Flu tablets and painkillers that include codeine should be prescription-only from January 2020, Medsafe’s Medicines Classification Committee has recommended.
The committee’s decision that codeine-containing cold, flu and painkiller medicines –currently available over-the-counter in pharmacies – should become prescription only medicines was made public this week with the release of its November meeting minutes.
In Australia from next month medicines containing codeine will no longer be available with a prescription, which prompted New Zealand to review whether it should do the same
Following public consultations and considering advice on the issue the Committee, chaired by Dr Stewart Jessamine, has decided there is not a need for a cough and cold medicine containing codeine because of the “evidence of toxicity and the risk of abuse associated with combination medicines”.
But to fill the ‘pain-relief’ gap – created by making codeine-combination medicines prescription-only – the committee also recommended that from 2020 onwards that limited supplies of codeine-only medicines be available from pharmacists for the emergency management of acute pain. (See full recommendations below).
The committee’s recommendations have been described as “disappointing and unnecessary” by the New Zealand Self-Medication Industry Association – the body representing pharmaceutical and other companies that produce non-prescription medicines, like the affected flu remedies and codeine-combination painkillers.
Scott Milne, the association’s executive director said it was disappointed that the committee had not taken the opportunity to encourage better recording of over-the-counter sales of codeine-products. But instead had pushed for all codeine-in-combination productions to become prescription-only which “anecdotal evidence and earlier research” suggested was how the bulk of abused codeine was currently procured.
He said the decision also meant meant “a valuable opportunity to develop a real-time recording system for codeine purchases” proposed by the association and the Pharmacy Guild might have been lost.
“We are concerned that further restricting access to these medicines will have unintended consequences for consumers, who will be required to visit a GP or emergency department to access medicines for minor, self-limiting conditions instead of being able to get them from a pharmacy. He said it would increase the workload of doctors and create greater inefficiencies and additional cost in an already over-strained primary health system.
But Dr Hartley Atkinson, the managing director of AFT Pharmaceuticals which produces a non-codeine based painkiller, welcomed the decision saying it was “sensible given the risk of misuse or addiction that comes with codeine-based medicines”.
- That Medsafe should write to the professional bodies (ie, New Zealand Medical Association, Royal New Zealand College of General Practitioners, Pharmaceutical Society of New Zealand, Pharmacy Council of New Zealand, Pharmacy Guild of New Zealand, New Zealand Nurses Organisation, Chairs of the District Health Boards, Dental Council and the New Zealand Dental Association) regarding the importance of better education and professional development for health professionals regarding acute and chronic pain management, analgesics with the potential for abuse and a reminder of section 24(1) of the Misuse of Drugs Act 1975.
- That the Committee should advocate the national monitoring of all codeine-containing medicines which would include restricted and prescription, subsidised and unsubsidised medicines.
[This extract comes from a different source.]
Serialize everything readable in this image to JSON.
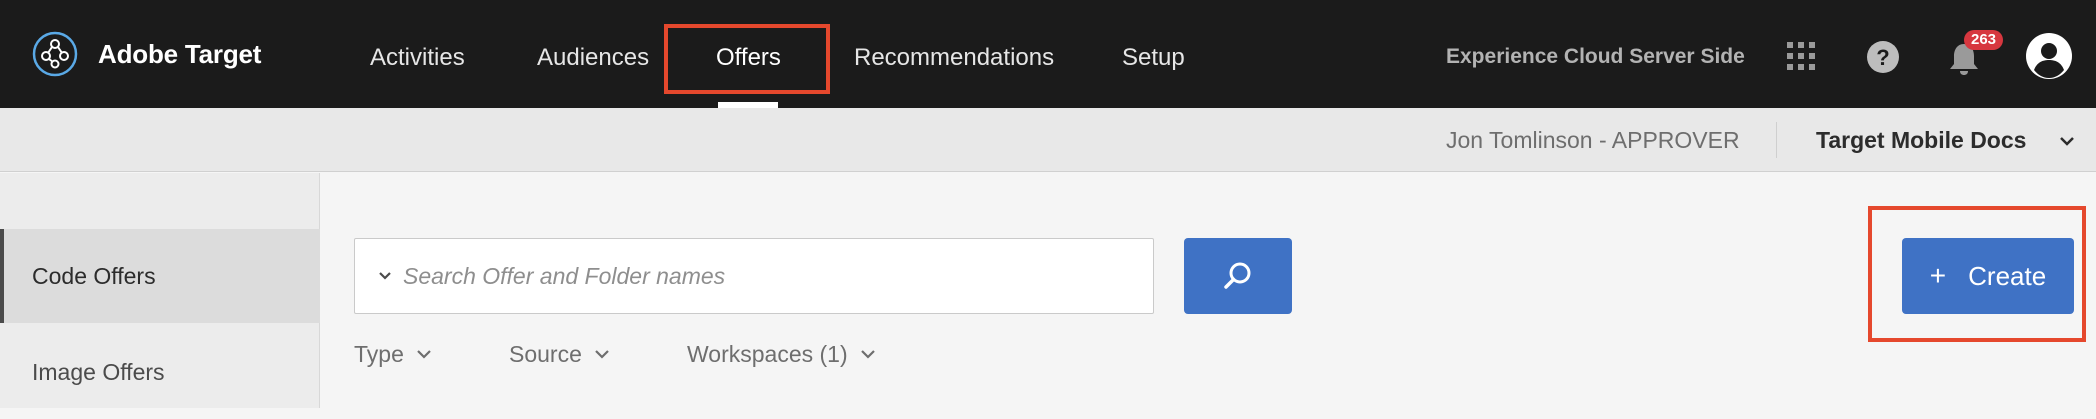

Medsafe alongside the Ministry of Health should explore how the Committee could advocate a monitoring system.
- That, from 31 January 2020, all codeine in combination medicines, both analgesics and those used for cough and colds, should be reclassified to prescription medicines.
- That, from 31 January 2020, medicines containing codeine as the only active ingredient should be reclassified from prescription to restricted medicine; for oral use in adults and children over 12 years of age in medicines containing not more than 15 mg per solid dosage unit with a maximum daily dose not exceeding 90 mg of codeine for use as an analgesic and when sold in a pack of not more three days’ supply.
- That Medsafe should liaise with the sector regarding the required labelling to be included on codeine when sold as a restricted medicine.
The full committee decision and recommendations by the Medsafe’s Medicines Classification Committee can be read here